* **Work to complete**:
Among the entries, find the lines with the string "usage" and report them.

———

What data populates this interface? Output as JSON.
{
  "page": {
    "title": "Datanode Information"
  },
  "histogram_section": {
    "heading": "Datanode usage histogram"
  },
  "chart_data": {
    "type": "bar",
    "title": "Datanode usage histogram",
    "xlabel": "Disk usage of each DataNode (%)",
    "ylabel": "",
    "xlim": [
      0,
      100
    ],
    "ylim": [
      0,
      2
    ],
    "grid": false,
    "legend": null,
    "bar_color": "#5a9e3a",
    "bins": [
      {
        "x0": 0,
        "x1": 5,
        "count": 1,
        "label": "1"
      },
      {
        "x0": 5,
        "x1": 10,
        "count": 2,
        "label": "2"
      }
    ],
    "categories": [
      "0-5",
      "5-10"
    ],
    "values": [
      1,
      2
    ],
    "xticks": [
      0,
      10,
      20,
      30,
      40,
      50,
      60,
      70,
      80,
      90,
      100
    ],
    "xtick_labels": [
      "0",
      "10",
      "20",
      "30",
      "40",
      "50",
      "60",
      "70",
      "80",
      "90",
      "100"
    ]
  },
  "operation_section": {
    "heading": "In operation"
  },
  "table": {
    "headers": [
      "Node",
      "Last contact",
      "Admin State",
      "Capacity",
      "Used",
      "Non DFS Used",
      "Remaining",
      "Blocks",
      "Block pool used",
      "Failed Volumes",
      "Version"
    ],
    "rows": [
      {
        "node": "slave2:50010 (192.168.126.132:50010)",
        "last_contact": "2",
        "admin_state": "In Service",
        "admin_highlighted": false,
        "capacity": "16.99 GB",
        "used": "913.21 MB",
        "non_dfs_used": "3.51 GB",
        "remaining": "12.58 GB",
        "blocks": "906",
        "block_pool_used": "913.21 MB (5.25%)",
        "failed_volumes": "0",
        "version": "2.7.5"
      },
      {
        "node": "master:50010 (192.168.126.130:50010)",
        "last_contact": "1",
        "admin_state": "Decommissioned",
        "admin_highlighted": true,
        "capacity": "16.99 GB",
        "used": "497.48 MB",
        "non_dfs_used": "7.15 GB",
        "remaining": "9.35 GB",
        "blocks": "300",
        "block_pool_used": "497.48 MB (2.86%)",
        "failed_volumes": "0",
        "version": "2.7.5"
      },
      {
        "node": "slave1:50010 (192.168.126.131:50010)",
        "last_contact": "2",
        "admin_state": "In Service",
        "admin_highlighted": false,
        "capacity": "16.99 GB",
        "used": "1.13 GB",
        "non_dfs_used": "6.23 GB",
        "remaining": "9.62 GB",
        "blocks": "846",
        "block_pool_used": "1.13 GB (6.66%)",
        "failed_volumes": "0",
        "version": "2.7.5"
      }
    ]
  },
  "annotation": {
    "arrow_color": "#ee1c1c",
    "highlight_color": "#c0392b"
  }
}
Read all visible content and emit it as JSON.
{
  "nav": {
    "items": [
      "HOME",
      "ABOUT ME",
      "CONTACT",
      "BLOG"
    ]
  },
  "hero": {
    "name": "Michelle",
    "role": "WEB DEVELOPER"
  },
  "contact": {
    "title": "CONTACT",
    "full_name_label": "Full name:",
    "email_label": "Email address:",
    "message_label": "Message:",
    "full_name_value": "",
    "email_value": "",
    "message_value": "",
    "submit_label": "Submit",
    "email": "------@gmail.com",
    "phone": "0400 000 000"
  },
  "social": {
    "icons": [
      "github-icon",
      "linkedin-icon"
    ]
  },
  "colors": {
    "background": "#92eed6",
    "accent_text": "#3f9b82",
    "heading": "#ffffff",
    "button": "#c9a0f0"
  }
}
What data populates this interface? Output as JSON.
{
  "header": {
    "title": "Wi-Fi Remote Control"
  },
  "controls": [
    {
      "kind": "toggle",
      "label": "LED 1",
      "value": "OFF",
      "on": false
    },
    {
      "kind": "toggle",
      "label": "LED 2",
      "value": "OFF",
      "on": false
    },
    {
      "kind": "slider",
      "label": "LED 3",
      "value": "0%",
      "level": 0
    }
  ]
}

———

* **Response area**:
    "heading": "Datanode usage histogram"
    "title": "Datanode usage histogram",
    "xlabel": "Disk usage of each DataNode (%)",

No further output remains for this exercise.